• Problem description
Once you find the line with "Enumerate this screenshot's content" in the listing below, please repeat it and every later line exactly, through the last one, without pictures.

• Materials provided
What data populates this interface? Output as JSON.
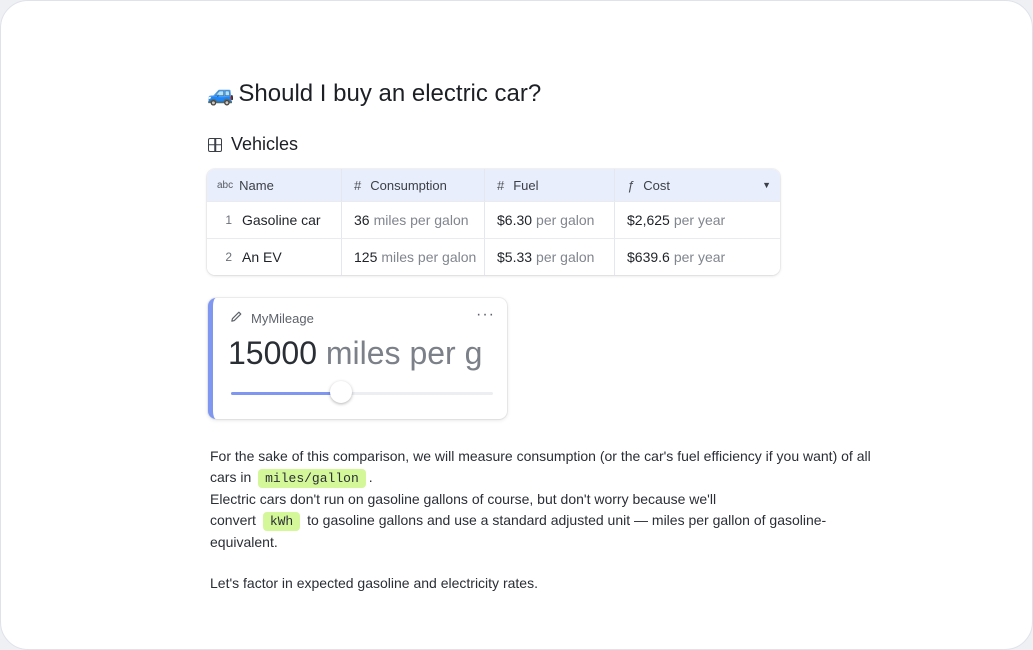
{
  "page": {
    "title_icon": "🚙",
    "title": "Should I buy an electric car?",
    "section_title": "Vehicles"
  },
  "table": {
    "headers": {
      "name_type": "abc",
      "name": "Name",
      "consumption_type": "#",
      "consumption": "Consumption",
      "fuel_type": "#",
      "fuel": "Fuel",
      "cost_type": "ƒ",
      "cost": "Cost"
    },
    "rows": [
      {
        "num": "1",
        "name": "Gasoline car",
        "consumption": "36",
        "consumption_unit": "miles per galon",
        "fuel": "$6.30",
        "fuel_unit": "per galon",
        "cost": "$2,625",
        "cost_unit": "per year"
      },
      {
        "num": "2",
        "name": "An EV",
        "consumption": "125",
        "consumption_unit": "miles per galon",
        "fuel": "$5.33",
        "fuel_unit": "per galon",
        "cost": "$639.6",
        "cost_unit": "per year"
      }
    ]
  },
  "mileage": {
    "label": "MyMileage",
    "value": "15000",
    "unit": "miles per g",
    "more": "···",
    "slider_fraction": 0.42
  },
  "text": {
    "line1": "For the sake of this comparison, we will measure consumption (or the car's fuel efficiency if you want) of all cars in",
    "code1": "miles/gallon",
    "line1_end": ".",
    "line2": "Electric cars don't run on gasoline gallons of course, but don't worry because we'll",
    "line3_start": "convert",
    "code2": "kWh",
    "line3_end": "to gasoline gallons and use a standard adjusted unit — miles per gallon of gasoline-equivalent.",
    "line4": "Let's factor in expected gasoline and electricity rates."
  },
  "colors": {
    "accent": "#7f97f0",
    "code_highlight": "#d4f79a",
    "table_header": "#e9eefc"
  }
}
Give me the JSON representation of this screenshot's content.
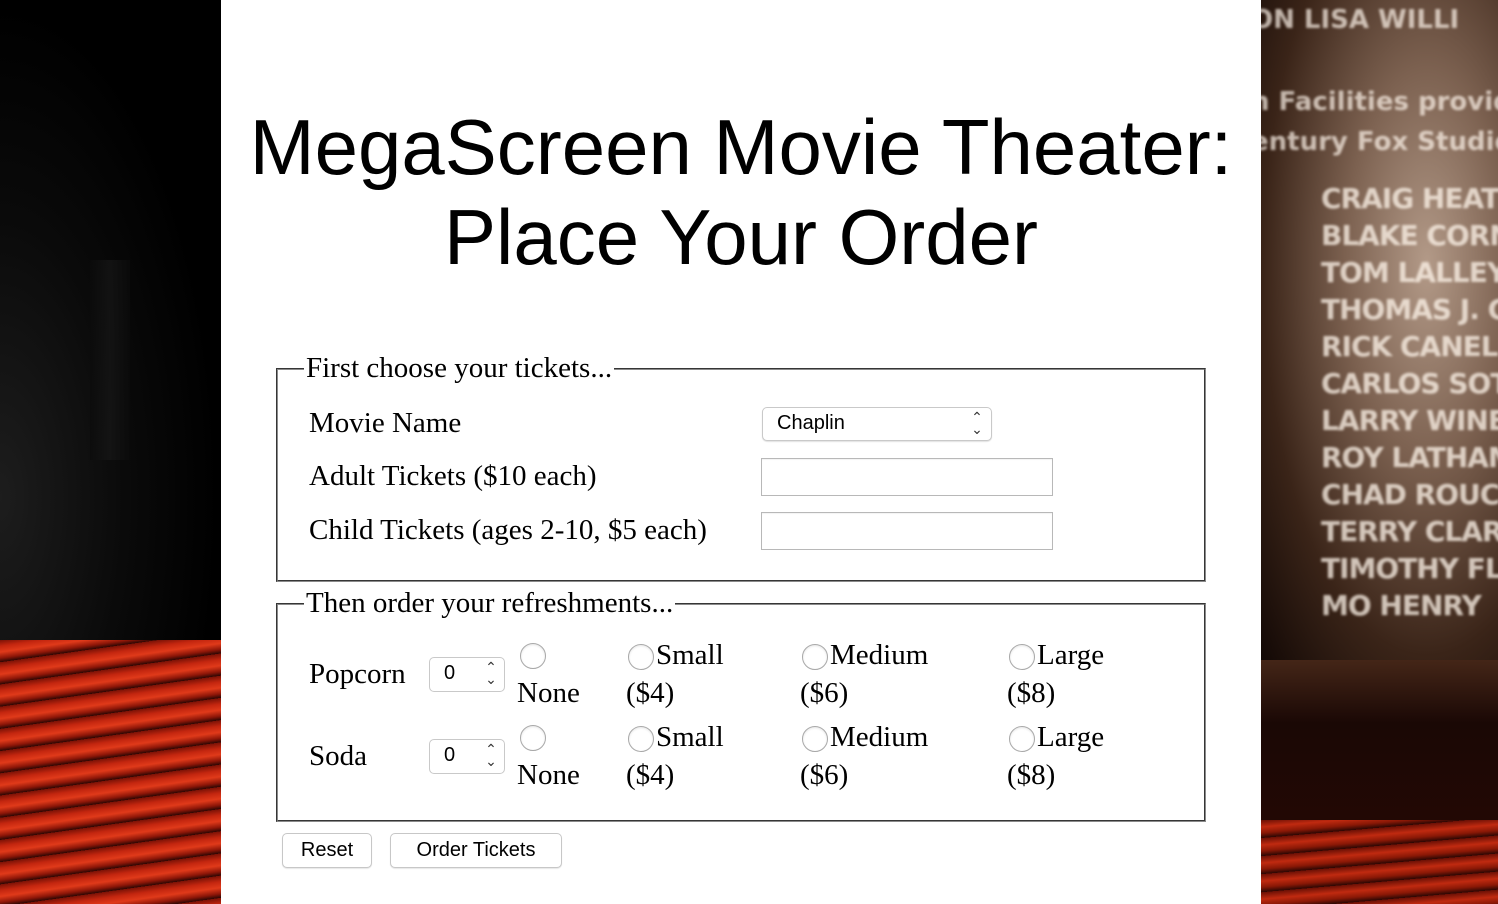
{
  "page": {
    "title": "MegaScreen Movie Theater: Place Your Order"
  },
  "tickets": {
    "legend": "First choose your tickets...",
    "movie_label": "Movie Name",
    "movie_selected": "Chaplin",
    "adult_label": "Adult Tickets ($10 each)",
    "adult_value": "",
    "child_label": "Child Tickets (ages 2-10, $5 each)",
    "child_value": ""
  },
  "refreshments": {
    "legend": "Then order your refreshments...",
    "items": [
      {
        "label": "Popcorn",
        "quantity": "0",
        "sizes": [
          {
            "line1": "",
            "line2": "None"
          },
          {
            "line1": "Small",
            "line2": "($4)"
          },
          {
            "line1": "Medium",
            "line2": "($6)"
          },
          {
            "line1": "Large",
            "line2": "($8)"
          }
        ]
      },
      {
        "label": "Soda",
        "quantity": "0",
        "sizes": [
          {
            "line1": "",
            "line2": "None"
          },
          {
            "line1": "Small",
            "line2": "($4)"
          },
          {
            "line1": "Medium",
            "line2": "($6)"
          },
          {
            "line1": "Large",
            "line2": "($8)"
          }
        ]
      }
    ]
  },
  "buttons": {
    "reset": "Reset",
    "order": "Order Tickets"
  },
  "background": {
    "credits_top": [
      "ON   LISA WILLI",
      "n Facilities provide",
      "entury Fox Studio"
    ],
    "credits": [
      "CRAIG HEATH",
      "BLAKE CORN",
      "TOM LALLEY",
      "THOMAS J. G",
      "RICK CANELL",
      "CARLOS SOTO",
      "LARRY WINE",
      "ROY LATHAM",
      "CHAD ROUCH",
      "TERRY CLARK",
      "TIMOTHY FLE",
      "MO HENRY"
    ]
  }
}
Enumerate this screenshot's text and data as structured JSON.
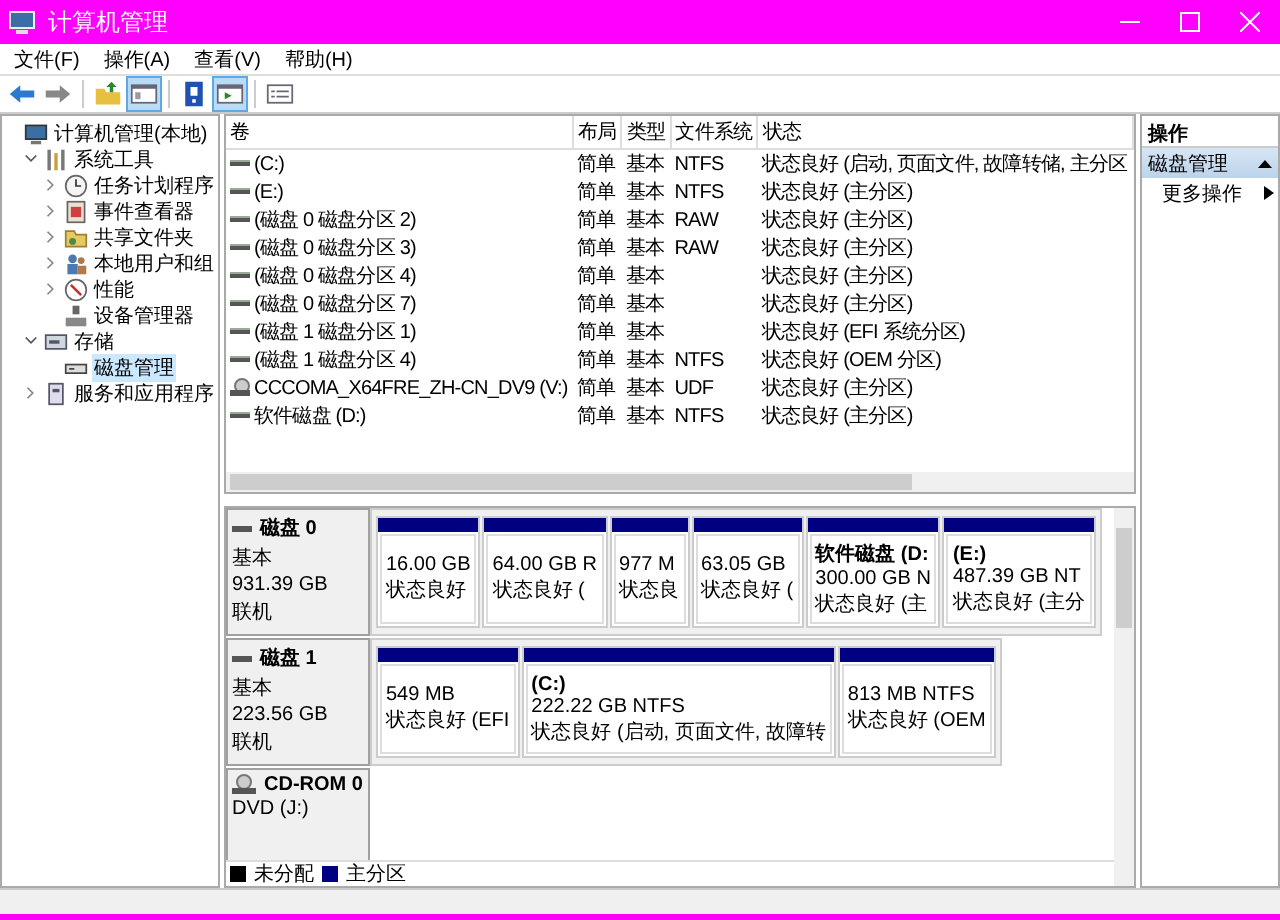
{
  "window": {
    "title": "计算机管理"
  },
  "menu": [
    "文件(F)",
    "操作(A)",
    "查看(V)",
    "帮助(H)"
  ],
  "toolbar": [
    {
      "kind": "back",
      "pressed": false
    },
    {
      "kind": "forward",
      "pressed": false
    },
    {
      "kind": "separator"
    },
    {
      "kind": "up",
      "pressed": false
    },
    {
      "kind": "tree",
      "pressed": true
    },
    {
      "kind": "separator"
    },
    {
      "kind": "help",
      "pressed": false
    },
    {
      "kind": "pane",
      "pressed": true
    },
    {
      "kind": "separator"
    },
    {
      "kind": "properties",
      "pressed": false
    }
  ],
  "tree": [
    {
      "label": "计算机管理(本地)",
      "kind": "computer",
      "selected": false,
      "children": [
        {
          "label": "系统工具",
          "kind": "tools",
          "selected": false,
          "expanded": true,
          "children": [
            {
              "label": "任务计划程序",
              "kind": "clock",
              "selected": false,
              "expanded": false
            },
            {
              "label": "事件查看器",
              "kind": "event",
              "selected": false,
              "expanded": false
            },
            {
              "label": "共享文件夹",
              "kind": "folder",
              "selected": false,
              "expanded": false
            },
            {
              "label": "本地用户和组",
              "kind": "users",
              "selected": false,
              "expanded": false
            },
            {
              "label": "性能",
              "kind": "performance",
              "selected": false,
              "expanded": false
            },
            {
              "label": "设备管理器",
              "kind": "device",
              "selected": false
            }
          ]
        },
        {
          "label": "存储",
          "kind": "storage",
          "selected": false,
          "expanded": true,
          "children": [
            {
              "label": "磁盘管理",
              "kind": "disk",
              "selected": true
            }
          ]
        },
        {
          "label": "服务和应用程序",
          "kind": "services",
          "selected": false,
          "expanded": false
        }
      ]
    }
  ],
  "table": {
    "columns": [
      "卷",
      "布局",
      "类型",
      "文件系统",
      "状态"
    ],
    "rows": [
      {
        "kind": "volume",
        "volume": "(C:)",
        "layout": "简单",
        "type": "基本",
        "file_system": "NTFS",
        "status": "状态良好 (启动, 页面文件, 故障转储, 主分区"
      },
      {
        "kind": "volume",
        "volume": "(E:)",
        "layout": "简单",
        "type": "基本",
        "file_system": "NTFS",
        "status": "状态良好 (主分区)"
      },
      {
        "kind": "volume",
        "volume": "(磁盘 0 磁盘分区 2)",
        "layout": "简单",
        "type": "基本",
        "file_system": "RAW",
        "status": "状态良好 (主分区)"
      },
      {
        "kind": "volume",
        "volume": "(磁盘 0 磁盘分区 3)",
        "layout": "简单",
        "type": "基本",
        "file_system": "RAW",
        "status": "状态良好 (主分区)"
      },
      {
        "kind": "volume",
        "volume": "(磁盘 0 磁盘分区 4)",
        "layout": "简单",
        "type": "基本",
        "status": "状态良好 (主分区)"
      },
      {
        "kind": "volume",
        "volume": "(磁盘 0 磁盘分区 7)",
        "layout": "简单",
        "type": "基本",
        "status": "状态良好 (主分区)"
      },
      {
        "kind": "volume",
        "volume": "(磁盘 1 磁盘分区 1)",
        "layout": "简单",
        "type": "基本",
        "status": "状态良好 (EFI 系统分区)"
      },
      {
        "kind": "volume",
        "volume": "(磁盘 1 磁盘分区 4)",
        "layout": "简单",
        "type": "基本",
        "file_system": "NTFS",
        "status": "状态良好 (OEM 分区)"
      },
      {
        "kind": "optical",
        "volume": "CCCOMA_X64FRE_ZH-CN_DV9 (V:)",
        "layout": "简单",
        "type": "基本",
        "file_system": "UDF",
        "status": "状态良好 (主分区)"
      },
      {
        "kind": "volume",
        "volume": "软件磁盘 (D:)",
        "layout": "简单",
        "type": "基本",
        "file_system": "NTFS",
        "status": "状态良好 (主分区)"
      }
    ]
  },
  "disks": [
    {
      "kind": "disk",
      "name": "磁盘 0",
      "type": "基本",
      "size": "931.39 GB",
      "state": "联机",
      "partitions": [
        {
          "size": "16.00 GB",
          "status": "状态良好"
        },
        {
          "size": "64.00 GB R",
          "status": "状态良好 ("
        },
        {
          "size": "977 M",
          "status": "状态良"
        },
        {
          "size": "63.05 GB",
          "status": "状态良好 ("
        },
        {
          "title": "软件磁盘  (D:",
          "size": "300.00 GB N",
          "status": "状态良好 (主"
        },
        {
          "title": "(E:)",
          "size": "487.39 GB NT",
          "status": "状态良好 (主分"
        }
      ]
    },
    {
      "kind": "disk",
      "name": "磁盘 1",
      "type": "基本",
      "size": "223.56 GB",
      "state": "联机",
      "partitions": [
        {
          "size": "549 MB",
          "status": "状态良好 (EFI"
        },
        {
          "title": "(C:)",
          "size": "222.22 GB NTFS",
          "status": "状态良好 (启动, 页面文件, 故障转"
        },
        {
          "size": "813 MB NTFS",
          "status": "状态良好 (OEM"
        }
      ]
    },
    {
      "kind": "cdrom",
      "name": "CD-ROM 0",
      "type": "DVD (J:)"
    }
  ],
  "legend": [
    {
      "label": "未分配",
      "color": "#000000"
    },
    {
      "label": "主分区",
      "color": "#000080"
    }
  ],
  "actions": {
    "title": "操作",
    "section": {
      "label": "磁盘管理",
      "expanded": true
    },
    "items": [
      "更多操作"
    ]
  }
}
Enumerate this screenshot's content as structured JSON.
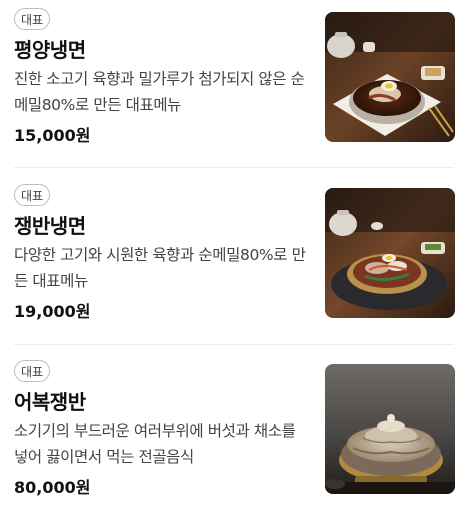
{
  "menu": {
    "items": [
      {
        "badge": "대표",
        "name": "평양냉면",
        "description": "진한 소고기 육향과 밀가루가 첨가되지 않은 순메밀80%로 만든 대표메뉴",
        "price": "15,000원",
        "image_icon": "pyongyang-naengmyeon-photo"
      },
      {
        "badge": "대표",
        "name": "쟁반냉면",
        "description": "다양한 고기와 시원한 육향과 순메밀80%로 만든 대표메뉴",
        "price": "19,000원",
        "image_icon": "jaengban-naengmyeon-photo"
      },
      {
        "badge": "대표",
        "name": "어복쟁반",
        "description": "소기기의 부드러운 여러부위에 버섯과 채소를 넣어 끓이면서 먹는 전골음식",
        "price": "80,000원",
        "image_icon": "eobok-jaengban-photo"
      }
    ]
  }
}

• Task answer
Enumerate this screenshot's content as structured JSON.
{
  "menu": {
    "items": [
      {
        "badge": "대표",
        "name": "평양냉면",
        "description": "진한 소고기 육향과 밀가루가 첨가되지 않은 순메밀80%로 만든 대표메뉴",
        "price": "15,000원",
        "image_icon": "pyongyang-naengmyeon-photo"
      },
      {
        "badge": "대표",
        "name": "쟁반냉면",
        "description": "다양한 고기와 시원한 육향과 순메밀80%로 만든 대표메뉴",
        "price": "19,000원",
        "image_icon": "jaengban-naengmyeon-photo"
      },
      {
        "badge": "대표",
        "name": "어복쟁반",
        "description": "소기기의 부드러운 여러부위에 버섯과 채소를 넣어 끓이면서 먹는 전골음식",
        "price": "80,000원",
        "image_icon": "eobok-jaengban-photo"
      }
    ]
  }
}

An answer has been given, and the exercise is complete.